When we begged him to sell us some of these objects, he refused. This is his collection and he loves and cares for each of these works of art, and they are not for sale. He explained that the men do not come out in the rain, and even if they did, the work would be damaged by the wet. Much of it is made with paper mache, ground walnut shells, and flour and water, so rain is certainly a danger. Eddie said he would speak with the men on our behalf and try to arrange a meeting so we can negotiate with them about buying their work. I can’t wait!

Eddie directed us to an interesting shop a few doors down where he said his good friend might have a few pieces to sell. He spoke highly of this woman, calling her a Doowop. We asked what that meant and he said she was Italian, Polish, German, and Portuguese, and spoke many languages, and that made her a Doowop. Live and learn.

We braved the downpour and found our way in a shop that made me check for emergency exits. The lights were dim and the shelves were overstocked with stuff: old stuffed animals, dolls without arms, assorted mugs, Tupperware without lids, dusty pots and pans, carnival souvenirs, half-burned candles, old clothes, baskets, Barbies with wild hair, and canned food. All that was missing was a smelly litter box, but without that, I was on high alert for mice.

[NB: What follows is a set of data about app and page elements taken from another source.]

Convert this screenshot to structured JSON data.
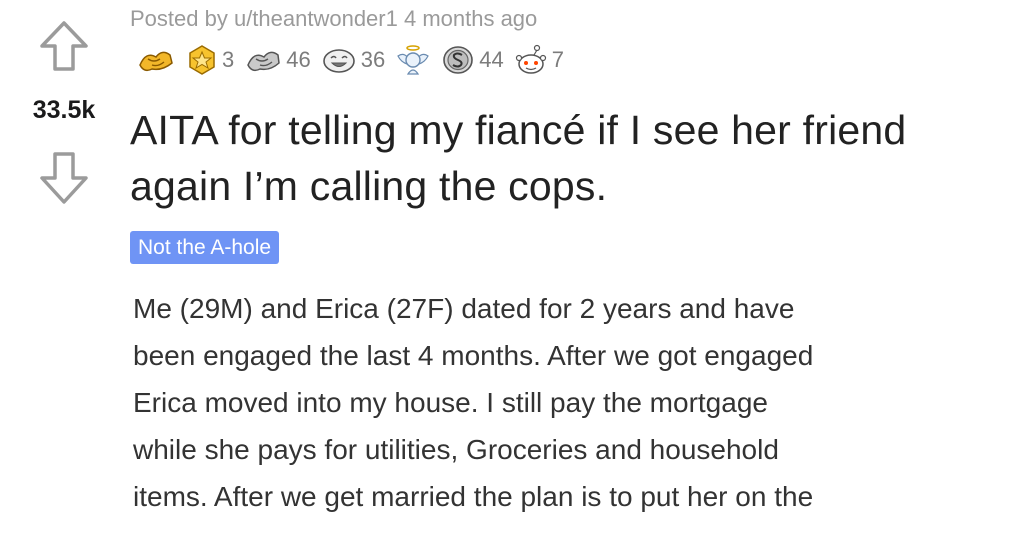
{
  "post": {
    "score": "33.5k",
    "meta": "Posted by u/theantwonder1 4 months ago",
    "awards": [
      {
        "icon": "helpful-hands-award-icon",
        "count": ""
      },
      {
        "icon": "gold-award-icon",
        "count": "3"
      },
      {
        "icon": "helpful-award-icon",
        "count": "46"
      },
      {
        "icon": "laughing-award-icon",
        "count": "36"
      },
      {
        "icon": "angel-award-icon",
        "count": ""
      },
      {
        "icon": "silver-coin-award-icon",
        "count": "44"
      },
      {
        "icon": "snoo-award-icon",
        "count": "7"
      }
    ],
    "title_line1": "AITA for telling my fiancé if I see her friend",
    "title_line2": "again I’m calling the cops.",
    "flair": "Not the A-hole",
    "flair_color": "#6f94f5",
    "body_lines": [
      "Me (29M) and Erica (27F) dated for 2 years and have",
      "been engaged the last 4 months. After we got engaged",
      "Erica moved into my house. I still pay the mortgage",
      "while she pays for utilities, Groceries and household",
      "items. After we get married the plan is to put her on the"
    ]
  }
}
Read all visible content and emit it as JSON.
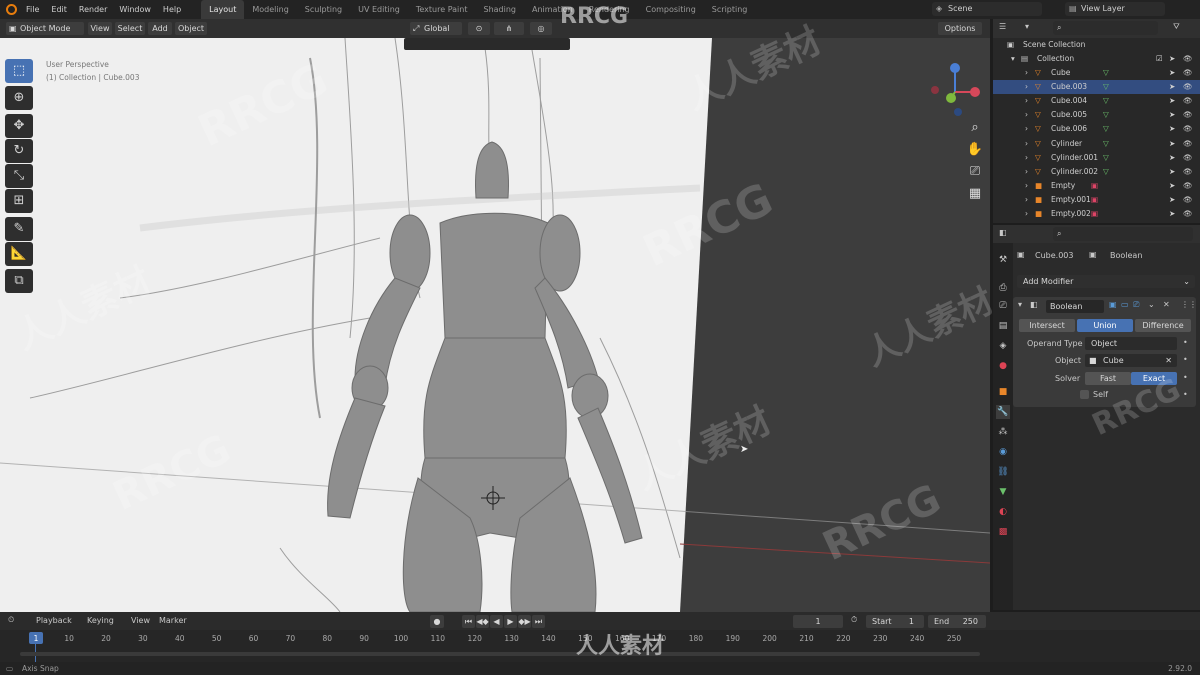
{
  "menu": [
    "File",
    "Edit",
    "Render",
    "Window",
    "Help"
  ],
  "workspaces": [
    "Layout",
    "Modeling",
    "Sculpting",
    "UV Editing",
    "Texture Paint",
    "Shading",
    "Animation",
    "Rendering",
    "Compositing",
    "Scripting"
  ],
  "active_workspace": "Layout",
  "scene": "Scene",
  "view_layer": "View Layer",
  "header": {
    "mode": "Object Mode",
    "view": "View",
    "select": "Select",
    "add": "Add",
    "object": "Object",
    "orientation": "Global",
    "options": "Options"
  },
  "viewport": {
    "title": "User Perspective",
    "subtitle": "(1) Collection | Cube.003"
  },
  "outliner": {
    "root": "Scene Collection",
    "collection": "Collection",
    "items": [
      {
        "name": "Cube",
        "selected": false
      },
      {
        "name": "Cube.003",
        "selected": true
      },
      {
        "name": "Cube.004",
        "selected": false
      },
      {
        "name": "Cube.005",
        "selected": false
      },
      {
        "name": "Cube.006",
        "selected": false
      },
      {
        "name": "Cylinder",
        "selected": false
      },
      {
        "name": "Cylinder.001",
        "selected": false
      },
      {
        "name": "Cylinder.002",
        "selected": false
      },
      {
        "name": "Empty",
        "selected": false
      },
      {
        "name": "Empty.001",
        "selected": false
      },
      {
        "name": "Empty.002",
        "selected": false
      }
    ]
  },
  "properties": {
    "object_name": "Cube.003",
    "modifier_label": "Boolean",
    "add_modifier": "Add Modifier",
    "modifier_name": "Boolean",
    "ops": [
      "Intersect",
      "Union",
      "Difference"
    ],
    "active_op": "Union",
    "operand_type_label": "Operand Type",
    "operand_type_value": "Object",
    "object_label": "Object",
    "object_value": "Cube",
    "solver_label": "Solver",
    "solver_opts": [
      "Fast",
      "Exact"
    ],
    "active_solver": "Exact",
    "self_label": "Self"
  },
  "timeline": {
    "playback": "Playback",
    "keying": "Keying",
    "view": "View",
    "marker": "Marker",
    "current_frame": "1",
    "start_label": "Start",
    "start": "1",
    "end_label": "End",
    "end": "250",
    "ticks": [
      "1",
      "10",
      "20",
      "30",
      "40",
      "50",
      "60",
      "70",
      "80",
      "90",
      "100",
      "110",
      "120",
      "130",
      "140",
      "150",
      "160",
      "170",
      "180",
      "190",
      "200",
      "210",
      "220",
      "230",
      "240",
      "250"
    ]
  },
  "status": {
    "left": "Axis Snap",
    "version": "2.92.0"
  },
  "watermarks": [
    "RRCG",
    "人人素材"
  ],
  "colors": {
    "accent": "#4772b3",
    "selected_row": "#334d80"
  }
}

The owner was in the back and proved to be a friendly and accommodating woman who pointed us in the general direction for some of the folk art we were searching. Her young assistant dug through the piles of stuff and unearthed several pieces which we snapped up. The owner, whose name I have forgotten, is another friend of these artists, and she told us that she is helping them get on their feet after a fire destroyed what little they had. The money from our purchases would go directly to them.

I managed to wrestle a few pieces away from my friends, but look forward to getting more of this whimsical work directly from the artists.